Origins of Cognitive Closure

The concept of cognitive closure has its roots in social psychology, where it was first introduced by Leon Festinger in his theory of cognitive dissonance. Festinger argued that when individuals encounter information that conflicts with their existing beliefs, they experience an unpleasant state of psychological tension or dissonance. This discomfort motivates them to reduce the dissonance by either changing their beliefs or discounting the new information.

Over time, researchers have expanded on this idea to explore how cognitive closure operates in various contexts, including political ideology, religious belief, and intergroup relations. Studies have shown that people are more likely to seek out like-minded individuals and media sources that reinforce their existing views, leading to increased polarization and intolerance towards those who hold different opinions.

Characteristics of Cognitive Closure
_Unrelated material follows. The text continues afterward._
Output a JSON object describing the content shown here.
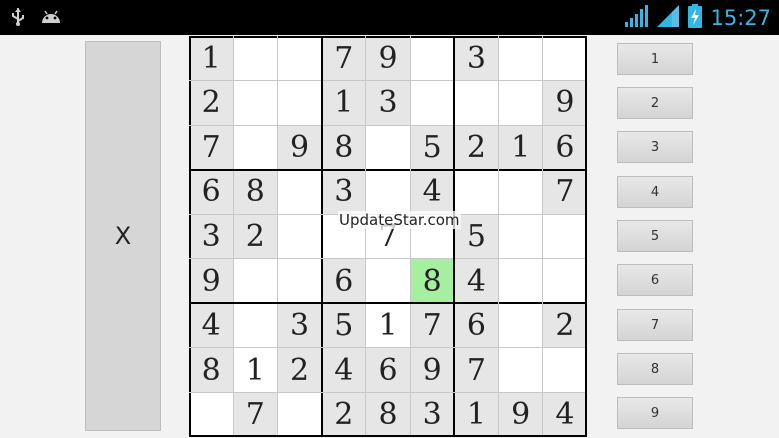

One of the key features of cognitive closure is a preference for certainty over ambiguity. Individuals who exhibit high levels of cognitive closure tend to view the world in black-and-white terms, with little room for nuance or complexity. They are also more likely to rely on heuristics or mental shortcuts when making judgments or decisions, rather than engaging in critical thinking or weighing multiple perspectives.

Another hallmark of cognitive closure is a resistance to change. When presented with new information that challenges their beliefs, individuals may become defensive or dismissive, rather than considering alternative viewpoints. This can manifest as confirmation bias, where people actively seek out evidence that supports their preconceptions while ignoring contradictory evidence.

  • Impact on Decision Making

Cognitive closure can have significant implications for decision-making processes, as individuals may be more likely to stick with their initial choices even when presented with new information that suggests a different course of action. This can lead to poor outcomes in situations where flexibility and adaptability are crucial, such as in business or politics.

Overcoming Cognitive Closure

While cognitive closure can be a difficult bias to overcome, there are steps that individuals can take to mitigate its effects. One approach is to seek out diverse perspectives and opinions, including those that challenge one’s existing beliefs. This can help broaden one’s perspective and promote critical thinking.

Another strategy is to cultivate a growth mindset, which emphasizes the importance of learning and personal development. By embracing the idea that change is possible and even desirable, individuals may be more open to considering new information and revising their beliefs.

Finally, it is important to recognize that cognitive closure operates at both the individual and societal level. To promote greater tolerance and understanding across groups with differing viewpoints, it may be necessary to create spaces for dialogue and exchange that encourage respectful communication and mutual learning.


Cognitive closure is a common bias that affects how individuals process information and make decisions. By understanding the origins and characteristics of this phenomenon, we can begin to develop strategies for overcoming its negative effects. Ultimately, promoting greater openness and flexibility in our thinking can help us navigate an increasingly complex and diverse world.